== Task to complete ==
In this exercise, return each entry exactly as given.

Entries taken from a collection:
>>>>>
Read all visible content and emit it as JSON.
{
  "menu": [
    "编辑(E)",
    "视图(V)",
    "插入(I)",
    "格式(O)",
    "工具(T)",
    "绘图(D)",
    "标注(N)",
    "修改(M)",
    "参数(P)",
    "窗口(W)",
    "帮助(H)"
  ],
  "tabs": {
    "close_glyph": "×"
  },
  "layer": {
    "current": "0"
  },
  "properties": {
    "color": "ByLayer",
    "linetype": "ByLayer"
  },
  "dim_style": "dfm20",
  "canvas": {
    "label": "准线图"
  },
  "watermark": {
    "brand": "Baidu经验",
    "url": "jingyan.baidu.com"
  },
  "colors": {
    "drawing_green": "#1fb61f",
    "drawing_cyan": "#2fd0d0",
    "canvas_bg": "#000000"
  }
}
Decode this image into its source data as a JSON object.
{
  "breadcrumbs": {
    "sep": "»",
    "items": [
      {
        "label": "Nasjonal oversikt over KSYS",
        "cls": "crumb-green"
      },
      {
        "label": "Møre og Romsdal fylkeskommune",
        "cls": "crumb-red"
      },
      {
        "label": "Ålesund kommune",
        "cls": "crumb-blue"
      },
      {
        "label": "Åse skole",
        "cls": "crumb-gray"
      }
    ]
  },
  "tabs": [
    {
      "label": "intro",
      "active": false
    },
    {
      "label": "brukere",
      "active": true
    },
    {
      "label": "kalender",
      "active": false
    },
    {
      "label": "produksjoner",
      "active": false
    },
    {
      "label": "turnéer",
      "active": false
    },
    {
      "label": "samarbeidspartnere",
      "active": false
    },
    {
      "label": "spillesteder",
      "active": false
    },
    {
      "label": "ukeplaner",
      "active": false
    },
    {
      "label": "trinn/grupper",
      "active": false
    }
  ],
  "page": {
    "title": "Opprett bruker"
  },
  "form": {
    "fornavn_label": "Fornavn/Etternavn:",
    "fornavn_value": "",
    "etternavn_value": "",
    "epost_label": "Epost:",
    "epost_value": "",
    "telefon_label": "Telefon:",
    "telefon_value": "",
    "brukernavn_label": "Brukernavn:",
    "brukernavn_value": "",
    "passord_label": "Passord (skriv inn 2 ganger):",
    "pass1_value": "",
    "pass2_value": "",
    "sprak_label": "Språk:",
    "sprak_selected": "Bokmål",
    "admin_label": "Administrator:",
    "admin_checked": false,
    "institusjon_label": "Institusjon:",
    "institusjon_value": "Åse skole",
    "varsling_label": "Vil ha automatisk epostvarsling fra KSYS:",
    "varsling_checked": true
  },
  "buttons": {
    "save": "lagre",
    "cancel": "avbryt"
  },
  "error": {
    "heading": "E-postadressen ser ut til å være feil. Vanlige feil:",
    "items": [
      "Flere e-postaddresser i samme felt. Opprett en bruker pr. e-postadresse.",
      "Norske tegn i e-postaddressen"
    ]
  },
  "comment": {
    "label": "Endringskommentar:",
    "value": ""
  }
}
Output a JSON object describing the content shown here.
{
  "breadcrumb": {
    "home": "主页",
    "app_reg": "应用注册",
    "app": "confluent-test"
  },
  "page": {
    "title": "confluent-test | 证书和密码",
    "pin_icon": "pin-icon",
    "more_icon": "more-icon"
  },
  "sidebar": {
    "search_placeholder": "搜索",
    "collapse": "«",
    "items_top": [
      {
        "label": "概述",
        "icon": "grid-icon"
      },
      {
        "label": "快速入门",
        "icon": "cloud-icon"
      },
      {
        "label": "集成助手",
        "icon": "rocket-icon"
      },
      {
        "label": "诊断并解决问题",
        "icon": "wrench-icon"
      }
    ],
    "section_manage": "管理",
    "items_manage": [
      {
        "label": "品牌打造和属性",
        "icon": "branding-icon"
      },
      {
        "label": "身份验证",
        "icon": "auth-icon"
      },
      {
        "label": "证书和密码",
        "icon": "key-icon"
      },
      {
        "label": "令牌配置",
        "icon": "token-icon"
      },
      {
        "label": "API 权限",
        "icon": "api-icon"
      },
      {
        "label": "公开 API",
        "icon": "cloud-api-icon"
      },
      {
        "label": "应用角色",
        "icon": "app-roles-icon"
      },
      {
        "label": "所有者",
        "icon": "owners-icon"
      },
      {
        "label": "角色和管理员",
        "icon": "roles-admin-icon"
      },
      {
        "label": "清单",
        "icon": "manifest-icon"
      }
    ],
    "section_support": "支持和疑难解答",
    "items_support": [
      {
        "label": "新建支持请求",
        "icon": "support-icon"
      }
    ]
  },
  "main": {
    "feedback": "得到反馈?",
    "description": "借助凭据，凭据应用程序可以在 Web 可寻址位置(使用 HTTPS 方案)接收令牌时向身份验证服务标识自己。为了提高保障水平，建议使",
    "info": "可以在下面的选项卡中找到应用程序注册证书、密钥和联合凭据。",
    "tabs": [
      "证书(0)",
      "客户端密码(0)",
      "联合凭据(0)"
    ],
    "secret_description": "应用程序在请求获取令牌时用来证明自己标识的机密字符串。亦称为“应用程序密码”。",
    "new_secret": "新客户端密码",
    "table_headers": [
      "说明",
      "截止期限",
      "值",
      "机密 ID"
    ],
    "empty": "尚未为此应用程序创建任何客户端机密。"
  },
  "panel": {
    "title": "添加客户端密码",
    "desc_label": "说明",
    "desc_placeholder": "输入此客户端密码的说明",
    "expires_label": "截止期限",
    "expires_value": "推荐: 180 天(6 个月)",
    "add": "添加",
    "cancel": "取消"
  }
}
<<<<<
== Task response ==
Read all visible content and emit it as JSON.
{
  "menu": [
    "编辑(E)",
    "视图(V)",
    "插入(I)",
    "格式(O)",
    "工具(T)",
    "绘图(D)",
    "标注(N)",
    "修改(M)",
    "参数(P)",
    "窗口(W)",
    "帮助(H)"
  ],
  "tabs": {
    "close_glyph": "×"
  },
  "layer": {
    "current": "0"
  },
  "properties": {
    "color": "ByLayer",
    "linetype": "ByLayer"
  },
  "dim_style": "dfm20",
  "canvas": {
    "label": "准线图"
  },
  "watermark": {
    "brand": "Baidu经验",
    "url": "jingyan.baidu.com"
  },
  "colors": {
    "drawing_green": "#1fb61f",
    "drawing_cyan": "#2fd0d0",
    "canvas_bg": "#000000"
  }
}
Decode this image into its source data as a JSON object.
{
  "breadcrumbs": {
    "sep": "»",
    "items": [
      {
        "label": "Nasjonal oversikt over KSYS",
        "cls": "crumb-green"
      },
      {
        "label": "Møre og Romsdal fylkeskommune",
        "cls": "crumb-red"
      },
      {
        "label": "Ålesund kommune",
        "cls": "crumb-blue"
      },
      {
        "label": "Åse skole",
        "cls": "crumb-gray"
      }
    ]
  },
  "tabs": [
    {
      "label": "intro",
      "active": false
    },
    {
      "label": "brukere",
      "active": true
    },
    {
      "label": "kalender",
      "active": false
    },
    {
      "label": "produksjoner",
      "active": false
    },
    {
      "label": "turnéer",
      "active": false
    },
    {
      "label": "samarbeidspartnere",
      "active": false
    },
    {
      "label": "spillesteder",
      "active": false
    },
    {
      "label": "ukeplaner",
      "active": false
    },
    {
      "label": "trinn/grupper",
      "active": false
    }
  ],
  "page": {
    "title": "Opprett bruker"
  },
  "form": {
    "fornavn_label": "Fornavn/Etternavn:",
    "fornavn_value": "",
    "etternavn_value": "",
    "epost_label": "Epost:",
    "epost_value": "",
    "telefon_label": "Telefon:",
    "telefon_value": "",
    "brukernavn_label": "Brukernavn:",
    "brukernavn_value": "",
    "passord_label": "Passord (skriv inn 2 ganger):",
    "pass1_value": "",
    "pass2_value": "",
    "sprak_label": "Språk:",
    "sprak_selected": "Bokmål",
    "admin_label": "Administrator:",
    "admin_checked": false,
    "institusjon_label": "Institusjon:",
    "institusjon_value": "Åse skole",
    "varsling_label": "Vil ha automatisk epostvarsling fra KSYS:",
    "varsling_checked": true
  },
  "buttons": {
    "save": "lagre",
    "cancel": "avbryt"
  },
  "error": {
    "heading": "E-postadressen ser ut til å være feil. Vanlige feil:",
    "items": [
      "Flere e-postaddresser i samme felt. Opprett en bruker pr. e-postadresse.",
      "Norske tegn i e-postaddressen"
    ]
  },
  "comment": {
    "label": "Endringskommentar:",
    "value": ""
  }
}
Output a JSON object describing the content shown here.
{
  "breadcrumb": {
    "home": "主页",
    "app_reg": "应用注册",
    "app": "confluent-test"
  },
  "page": {
    "title": "confluent-test | 证书和密码",
    "pin_icon": "pin-icon",
    "more_icon": "more-icon"
  },
  "sidebar": {
    "search_placeholder": "搜索",
    "collapse": "«",
    "items_top": [
      {
        "label": "概述",
        "icon": "grid-icon"
      },
      {
        "label": "快速入门",
        "icon": "cloud-icon"
      },
      {
        "label": "集成助手",
        "icon": "rocket-icon"
      },
      {
        "label": "诊断并解决问题",
        "icon": "wrench-icon"
      }
    ],
    "section_manage": "管理",
    "items_manage": [
      {
        "label": "品牌打造和属性",
        "icon": "branding-icon"
      },
      {
        "label": "身份验证",
        "icon": "auth-icon"
      },
      {
        "label": "证书和密码",
        "icon": "key-icon"
      },
      {
        "label": "令牌配置",
        "icon": "token-icon"
      },
      {
        "label": "API 权限",
        "icon": "api-icon"
      },
      {
        "label": "公开 API",
        "icon": "cloud-api-icon"
      },
      {
        "label": "应用角色",
        "icon": "app-roles-icon"
      },
      {
        "label": "所有者",
        "icon": "owners-icon"
      },
      {
        "label": "角色和管理员",
        "icon": "roles-admin-icon"
      },
      {
        "label": "清单",
        "icon": "manifest-icon"
      }
    ],
    "section_support": "支持和疑难解答",
    "items_support": [
      {
        "label": "新建支持请求",
        "icon": "support-icon"
      }
    ]
  },
  "main": {
    "feedback": "得到反馈?",
    "description": "借助凭据，凭据应用程序可以在 Web 可寻址位置(使用 HTTPS 方案)接收令牌时向身份验证服务标识自己。为了提高保障水平，建议使",
    "info": "可以在下面的选项卡中找到应用程序注册证书、密钥和联合凭据。",
    "tabs": [
      "证书(0)",
      "客户端密码(0)",
      "联合凭据(0)"
    ],
    "secret_description": "应用程序在请求获取令牌时用来证明自己标识的机密字符串。亦称为“应用程序密码”。",
    "new_secret": "新客户端密码",
    "table_headers": [
      "说明",
      "截止期限",
      "值",
      "机密 ID"
    ],
    "empty": "尚未为此应用程序创建任何客户端机密。"
  },
  "panel": {
    "title": "添加客户端密码",
    "desc_label": "说明",
    "desc_placeholder": "输入此客户端密码的说明",
    "expires_label": "截止期限",
    "expires_value": "推荐: 180 天(6 个月)",
    "add": "添加",
    "cancel": "取消"
  }
}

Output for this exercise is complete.